Your self-doubt is hungry for your confidence and joy and purpose. And it will do everything it can to keep you so focused on what you "can't do" that you completely miss your own progress, magic and elevation.
I graduated with honors from a prestigious journalism school with a great job at a great television station. I got a ridiculous number of amazing compliments from co-workers, bosses and viewers. I got another good job in a big city.
And it wasn't enough, y'all. It was not enough.
The awards weren't enough.
Even after I felt the pride in Birmingham that night, the thought of "no one good must have entered this year" and "this is a fluke" floated in.
I treated my own job title like a dirty word because I didn't think I was good enough to claim it. Think about that. Crazy.
You have to pluck your self-doubt out like weeds. Wrong thought after wrong thought. Lie after lie. They have to go.
You have to decide that you deserve the good you have and that you were created for the magic you want. You know it deep down.
Even if it scares you, I think it's worth the prayer and boldness to go after the things that fill you up.
You deserve to take up space. Nothing about you is a waste, and no number of mess-ups will ruin your purpose. Not if you decide to fight for it.
Take up your space. Run your race. Stop comparing. Decide to show up, and do what you can.
On dirt roads. In humidity. When people tell you no. When you don't know the answer.
Do it, any way.
Enjoy the celebration when it comes. Lift your own head and keep on taking up the space, when it doesn't.
You are here. You matter. You are a force.
With Love and Glitter,

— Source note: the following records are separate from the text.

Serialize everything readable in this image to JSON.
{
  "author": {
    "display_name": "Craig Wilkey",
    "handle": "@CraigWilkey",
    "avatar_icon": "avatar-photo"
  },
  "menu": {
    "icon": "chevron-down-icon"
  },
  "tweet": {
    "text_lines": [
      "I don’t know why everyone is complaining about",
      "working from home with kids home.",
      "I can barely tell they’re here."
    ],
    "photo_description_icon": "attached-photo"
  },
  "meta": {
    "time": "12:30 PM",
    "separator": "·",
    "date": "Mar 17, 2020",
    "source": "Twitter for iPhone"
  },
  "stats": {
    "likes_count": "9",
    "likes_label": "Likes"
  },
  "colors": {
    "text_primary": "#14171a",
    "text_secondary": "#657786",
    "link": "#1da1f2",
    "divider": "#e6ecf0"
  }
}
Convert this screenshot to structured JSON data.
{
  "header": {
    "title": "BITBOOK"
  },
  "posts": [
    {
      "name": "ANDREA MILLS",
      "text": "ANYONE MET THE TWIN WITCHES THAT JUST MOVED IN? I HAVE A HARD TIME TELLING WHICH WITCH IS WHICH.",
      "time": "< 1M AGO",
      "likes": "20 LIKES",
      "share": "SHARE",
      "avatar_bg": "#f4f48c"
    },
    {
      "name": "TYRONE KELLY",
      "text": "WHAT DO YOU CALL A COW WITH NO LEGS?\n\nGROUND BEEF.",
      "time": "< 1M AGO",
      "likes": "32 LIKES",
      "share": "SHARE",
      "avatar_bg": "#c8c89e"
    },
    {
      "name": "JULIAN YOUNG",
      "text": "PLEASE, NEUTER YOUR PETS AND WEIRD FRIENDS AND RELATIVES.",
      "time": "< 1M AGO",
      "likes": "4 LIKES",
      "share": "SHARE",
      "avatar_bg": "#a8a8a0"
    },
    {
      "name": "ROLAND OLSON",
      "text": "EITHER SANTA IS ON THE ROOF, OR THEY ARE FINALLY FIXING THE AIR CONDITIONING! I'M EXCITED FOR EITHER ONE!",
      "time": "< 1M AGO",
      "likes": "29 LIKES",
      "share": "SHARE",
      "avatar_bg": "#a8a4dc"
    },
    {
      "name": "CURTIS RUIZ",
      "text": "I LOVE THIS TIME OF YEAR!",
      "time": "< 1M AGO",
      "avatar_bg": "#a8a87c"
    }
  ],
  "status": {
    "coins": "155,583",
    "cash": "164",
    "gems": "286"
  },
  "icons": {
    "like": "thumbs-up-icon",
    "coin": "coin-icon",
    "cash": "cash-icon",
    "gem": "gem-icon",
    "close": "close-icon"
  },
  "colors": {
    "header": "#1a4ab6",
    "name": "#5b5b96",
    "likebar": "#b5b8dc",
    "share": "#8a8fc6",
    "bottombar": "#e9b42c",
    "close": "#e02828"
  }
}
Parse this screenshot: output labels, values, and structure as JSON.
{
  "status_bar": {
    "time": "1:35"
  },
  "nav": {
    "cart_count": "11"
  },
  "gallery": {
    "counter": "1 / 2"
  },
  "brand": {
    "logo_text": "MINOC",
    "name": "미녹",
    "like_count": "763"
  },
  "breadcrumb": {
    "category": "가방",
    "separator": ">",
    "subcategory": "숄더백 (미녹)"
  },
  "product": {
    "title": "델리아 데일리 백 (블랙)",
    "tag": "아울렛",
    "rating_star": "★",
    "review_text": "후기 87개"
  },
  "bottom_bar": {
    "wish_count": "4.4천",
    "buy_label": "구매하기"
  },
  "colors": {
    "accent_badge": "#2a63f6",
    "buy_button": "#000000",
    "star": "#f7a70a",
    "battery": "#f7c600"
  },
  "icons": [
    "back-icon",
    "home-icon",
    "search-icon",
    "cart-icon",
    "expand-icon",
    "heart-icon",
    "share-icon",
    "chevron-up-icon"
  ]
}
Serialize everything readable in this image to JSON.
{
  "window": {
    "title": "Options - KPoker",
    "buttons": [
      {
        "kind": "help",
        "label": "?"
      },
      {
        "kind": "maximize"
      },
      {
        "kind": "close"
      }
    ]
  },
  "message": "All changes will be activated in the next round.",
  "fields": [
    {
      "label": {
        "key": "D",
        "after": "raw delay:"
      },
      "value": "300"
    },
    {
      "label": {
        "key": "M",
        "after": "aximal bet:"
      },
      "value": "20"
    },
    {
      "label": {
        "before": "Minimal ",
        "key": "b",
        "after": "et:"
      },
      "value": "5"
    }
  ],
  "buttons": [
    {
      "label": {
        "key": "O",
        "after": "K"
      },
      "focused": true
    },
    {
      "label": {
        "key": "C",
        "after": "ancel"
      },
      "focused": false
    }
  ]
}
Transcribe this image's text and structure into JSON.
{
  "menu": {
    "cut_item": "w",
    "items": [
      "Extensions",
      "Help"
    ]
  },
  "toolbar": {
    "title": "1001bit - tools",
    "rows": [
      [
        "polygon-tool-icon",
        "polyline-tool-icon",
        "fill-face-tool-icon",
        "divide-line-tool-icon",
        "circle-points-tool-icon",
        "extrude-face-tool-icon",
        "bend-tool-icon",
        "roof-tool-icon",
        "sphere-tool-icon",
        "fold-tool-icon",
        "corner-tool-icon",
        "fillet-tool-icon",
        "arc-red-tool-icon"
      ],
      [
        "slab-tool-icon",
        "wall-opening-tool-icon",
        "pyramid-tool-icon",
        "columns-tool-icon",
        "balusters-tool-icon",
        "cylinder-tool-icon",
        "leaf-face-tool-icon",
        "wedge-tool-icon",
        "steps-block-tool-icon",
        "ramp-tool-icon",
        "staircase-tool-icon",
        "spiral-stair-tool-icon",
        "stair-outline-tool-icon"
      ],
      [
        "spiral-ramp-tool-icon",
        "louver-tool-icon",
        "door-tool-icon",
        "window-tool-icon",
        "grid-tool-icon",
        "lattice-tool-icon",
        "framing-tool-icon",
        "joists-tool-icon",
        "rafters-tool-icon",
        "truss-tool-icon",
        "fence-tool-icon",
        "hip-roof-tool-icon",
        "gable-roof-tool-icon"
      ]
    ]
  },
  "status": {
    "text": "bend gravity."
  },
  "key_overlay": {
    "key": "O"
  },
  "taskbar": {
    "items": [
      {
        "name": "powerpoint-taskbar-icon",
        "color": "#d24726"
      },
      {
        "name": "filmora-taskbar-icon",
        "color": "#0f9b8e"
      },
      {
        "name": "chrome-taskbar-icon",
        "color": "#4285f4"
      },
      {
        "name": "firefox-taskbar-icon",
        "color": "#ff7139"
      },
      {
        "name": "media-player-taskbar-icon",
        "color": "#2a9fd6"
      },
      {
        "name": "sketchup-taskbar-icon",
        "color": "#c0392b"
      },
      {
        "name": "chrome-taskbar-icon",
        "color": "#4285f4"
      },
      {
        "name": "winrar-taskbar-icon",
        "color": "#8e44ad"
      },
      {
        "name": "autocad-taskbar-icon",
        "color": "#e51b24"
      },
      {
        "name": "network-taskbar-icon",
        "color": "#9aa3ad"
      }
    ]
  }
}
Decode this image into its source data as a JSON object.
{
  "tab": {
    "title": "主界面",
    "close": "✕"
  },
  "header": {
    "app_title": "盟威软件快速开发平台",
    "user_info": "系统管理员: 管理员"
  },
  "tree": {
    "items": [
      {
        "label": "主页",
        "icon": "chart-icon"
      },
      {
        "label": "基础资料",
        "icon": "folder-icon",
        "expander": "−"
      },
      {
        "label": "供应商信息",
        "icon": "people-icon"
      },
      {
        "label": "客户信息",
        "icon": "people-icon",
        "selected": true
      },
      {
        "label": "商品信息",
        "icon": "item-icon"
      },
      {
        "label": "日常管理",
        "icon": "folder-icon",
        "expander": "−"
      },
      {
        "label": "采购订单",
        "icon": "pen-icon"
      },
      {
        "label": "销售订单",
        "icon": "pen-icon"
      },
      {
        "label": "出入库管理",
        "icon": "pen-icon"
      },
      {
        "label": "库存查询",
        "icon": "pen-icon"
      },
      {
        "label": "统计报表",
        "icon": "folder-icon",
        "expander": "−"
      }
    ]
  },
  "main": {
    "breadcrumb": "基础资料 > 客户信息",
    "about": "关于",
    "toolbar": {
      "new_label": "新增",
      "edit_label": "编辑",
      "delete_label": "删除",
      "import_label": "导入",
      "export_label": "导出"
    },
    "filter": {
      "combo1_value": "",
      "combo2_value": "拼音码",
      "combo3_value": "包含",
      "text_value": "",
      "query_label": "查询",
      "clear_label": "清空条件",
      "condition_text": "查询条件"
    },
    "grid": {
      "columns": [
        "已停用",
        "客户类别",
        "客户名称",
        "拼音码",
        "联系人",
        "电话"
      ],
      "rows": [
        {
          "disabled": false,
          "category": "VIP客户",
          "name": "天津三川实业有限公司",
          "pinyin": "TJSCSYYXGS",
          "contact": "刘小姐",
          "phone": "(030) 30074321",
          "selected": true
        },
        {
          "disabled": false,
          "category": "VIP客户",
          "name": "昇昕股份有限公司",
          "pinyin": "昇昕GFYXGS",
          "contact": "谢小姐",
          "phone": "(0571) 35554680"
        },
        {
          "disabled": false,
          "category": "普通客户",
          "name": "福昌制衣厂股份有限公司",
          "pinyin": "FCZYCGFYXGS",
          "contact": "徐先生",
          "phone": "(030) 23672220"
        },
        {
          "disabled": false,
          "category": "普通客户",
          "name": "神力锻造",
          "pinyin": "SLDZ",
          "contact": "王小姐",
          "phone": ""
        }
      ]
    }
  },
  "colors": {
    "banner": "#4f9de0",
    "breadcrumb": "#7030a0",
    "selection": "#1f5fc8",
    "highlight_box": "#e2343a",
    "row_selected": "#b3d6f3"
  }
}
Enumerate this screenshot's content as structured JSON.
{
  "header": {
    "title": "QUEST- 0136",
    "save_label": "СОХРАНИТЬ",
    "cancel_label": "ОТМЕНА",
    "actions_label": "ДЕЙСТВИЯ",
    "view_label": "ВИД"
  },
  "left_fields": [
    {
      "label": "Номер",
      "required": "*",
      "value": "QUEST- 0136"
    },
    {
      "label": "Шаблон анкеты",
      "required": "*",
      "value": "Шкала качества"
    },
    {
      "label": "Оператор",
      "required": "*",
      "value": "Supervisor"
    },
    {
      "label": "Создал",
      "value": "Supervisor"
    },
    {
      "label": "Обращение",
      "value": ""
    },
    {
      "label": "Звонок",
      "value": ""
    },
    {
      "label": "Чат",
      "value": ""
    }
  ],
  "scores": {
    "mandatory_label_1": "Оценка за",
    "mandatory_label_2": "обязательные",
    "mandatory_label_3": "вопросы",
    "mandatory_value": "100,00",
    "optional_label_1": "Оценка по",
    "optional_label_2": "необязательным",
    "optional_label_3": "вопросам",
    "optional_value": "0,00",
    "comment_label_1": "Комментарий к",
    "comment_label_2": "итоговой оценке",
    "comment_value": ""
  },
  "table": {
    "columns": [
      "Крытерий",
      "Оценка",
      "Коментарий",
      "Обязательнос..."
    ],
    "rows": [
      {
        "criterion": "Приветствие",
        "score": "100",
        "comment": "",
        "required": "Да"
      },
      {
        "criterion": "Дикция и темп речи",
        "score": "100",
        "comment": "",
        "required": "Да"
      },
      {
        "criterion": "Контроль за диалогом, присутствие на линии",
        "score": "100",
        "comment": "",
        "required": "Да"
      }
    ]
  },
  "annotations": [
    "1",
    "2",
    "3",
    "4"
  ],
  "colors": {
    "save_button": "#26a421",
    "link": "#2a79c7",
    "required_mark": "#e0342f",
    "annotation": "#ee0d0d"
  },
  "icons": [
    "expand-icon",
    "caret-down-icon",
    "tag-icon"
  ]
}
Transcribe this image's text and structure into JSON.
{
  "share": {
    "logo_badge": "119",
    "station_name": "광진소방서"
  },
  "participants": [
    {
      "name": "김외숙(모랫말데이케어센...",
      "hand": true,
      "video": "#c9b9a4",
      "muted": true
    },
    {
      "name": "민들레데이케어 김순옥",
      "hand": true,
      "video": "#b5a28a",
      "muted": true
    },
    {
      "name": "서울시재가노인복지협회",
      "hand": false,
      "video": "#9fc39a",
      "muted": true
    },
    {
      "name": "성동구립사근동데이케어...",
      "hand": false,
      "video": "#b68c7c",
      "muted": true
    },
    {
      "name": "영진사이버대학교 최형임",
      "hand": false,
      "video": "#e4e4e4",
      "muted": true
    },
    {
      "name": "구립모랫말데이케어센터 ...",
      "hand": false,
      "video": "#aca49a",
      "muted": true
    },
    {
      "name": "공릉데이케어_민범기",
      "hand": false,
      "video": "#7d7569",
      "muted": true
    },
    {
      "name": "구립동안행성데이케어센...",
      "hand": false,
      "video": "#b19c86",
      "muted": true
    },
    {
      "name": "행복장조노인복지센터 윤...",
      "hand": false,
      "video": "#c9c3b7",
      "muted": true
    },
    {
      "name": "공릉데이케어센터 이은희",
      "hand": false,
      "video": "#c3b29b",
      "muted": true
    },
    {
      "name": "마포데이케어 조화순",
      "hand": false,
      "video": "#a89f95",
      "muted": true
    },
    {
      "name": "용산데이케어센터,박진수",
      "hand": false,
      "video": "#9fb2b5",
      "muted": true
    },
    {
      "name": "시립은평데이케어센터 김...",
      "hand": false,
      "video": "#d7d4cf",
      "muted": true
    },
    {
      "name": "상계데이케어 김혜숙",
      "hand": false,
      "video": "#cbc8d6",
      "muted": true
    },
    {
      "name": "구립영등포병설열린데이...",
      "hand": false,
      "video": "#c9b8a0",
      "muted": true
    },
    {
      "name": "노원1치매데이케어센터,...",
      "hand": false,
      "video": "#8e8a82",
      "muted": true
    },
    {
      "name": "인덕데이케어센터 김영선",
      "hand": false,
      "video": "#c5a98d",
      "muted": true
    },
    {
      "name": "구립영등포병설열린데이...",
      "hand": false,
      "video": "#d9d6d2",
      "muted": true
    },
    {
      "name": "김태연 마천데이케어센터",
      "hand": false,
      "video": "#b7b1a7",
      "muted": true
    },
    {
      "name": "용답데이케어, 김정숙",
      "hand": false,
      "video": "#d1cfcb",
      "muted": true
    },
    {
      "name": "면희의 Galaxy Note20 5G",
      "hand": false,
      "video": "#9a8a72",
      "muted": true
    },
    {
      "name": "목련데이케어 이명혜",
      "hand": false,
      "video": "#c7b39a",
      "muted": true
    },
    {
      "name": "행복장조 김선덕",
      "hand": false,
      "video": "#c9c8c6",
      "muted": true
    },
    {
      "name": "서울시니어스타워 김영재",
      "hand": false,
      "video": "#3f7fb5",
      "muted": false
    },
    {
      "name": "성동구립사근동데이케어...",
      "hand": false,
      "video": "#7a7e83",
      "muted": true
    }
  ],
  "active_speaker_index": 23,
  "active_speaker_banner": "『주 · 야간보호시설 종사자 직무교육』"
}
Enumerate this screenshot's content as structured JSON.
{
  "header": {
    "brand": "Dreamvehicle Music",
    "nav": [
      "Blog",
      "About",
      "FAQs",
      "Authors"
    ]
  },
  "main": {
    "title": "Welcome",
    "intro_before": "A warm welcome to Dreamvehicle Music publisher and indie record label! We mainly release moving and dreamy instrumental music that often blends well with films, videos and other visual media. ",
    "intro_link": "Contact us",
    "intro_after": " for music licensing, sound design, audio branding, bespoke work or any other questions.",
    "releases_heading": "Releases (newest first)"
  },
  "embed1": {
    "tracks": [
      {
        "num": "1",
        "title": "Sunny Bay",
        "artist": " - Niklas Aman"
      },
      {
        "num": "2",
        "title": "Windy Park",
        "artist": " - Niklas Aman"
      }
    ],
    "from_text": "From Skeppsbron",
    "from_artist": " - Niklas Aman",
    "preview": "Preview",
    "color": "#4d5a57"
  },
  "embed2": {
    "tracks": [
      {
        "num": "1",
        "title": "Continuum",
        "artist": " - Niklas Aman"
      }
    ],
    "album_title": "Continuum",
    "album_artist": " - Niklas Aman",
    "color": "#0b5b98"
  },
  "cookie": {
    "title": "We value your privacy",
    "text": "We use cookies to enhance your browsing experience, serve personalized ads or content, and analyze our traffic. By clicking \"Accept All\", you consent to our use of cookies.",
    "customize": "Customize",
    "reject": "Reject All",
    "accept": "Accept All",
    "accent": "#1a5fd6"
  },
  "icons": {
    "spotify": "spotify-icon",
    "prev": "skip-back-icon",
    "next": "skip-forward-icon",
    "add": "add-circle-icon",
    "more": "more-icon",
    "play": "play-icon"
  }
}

PS- I'm a little more than two months into being the new girl at my new job, and it's sweet. Not perfect, but sweeter than expected. And I think it has a lot to do with the promise I made to myself to be bigger and more joy-filled than the trophies I eventually unpacked and placed on my bookshelf.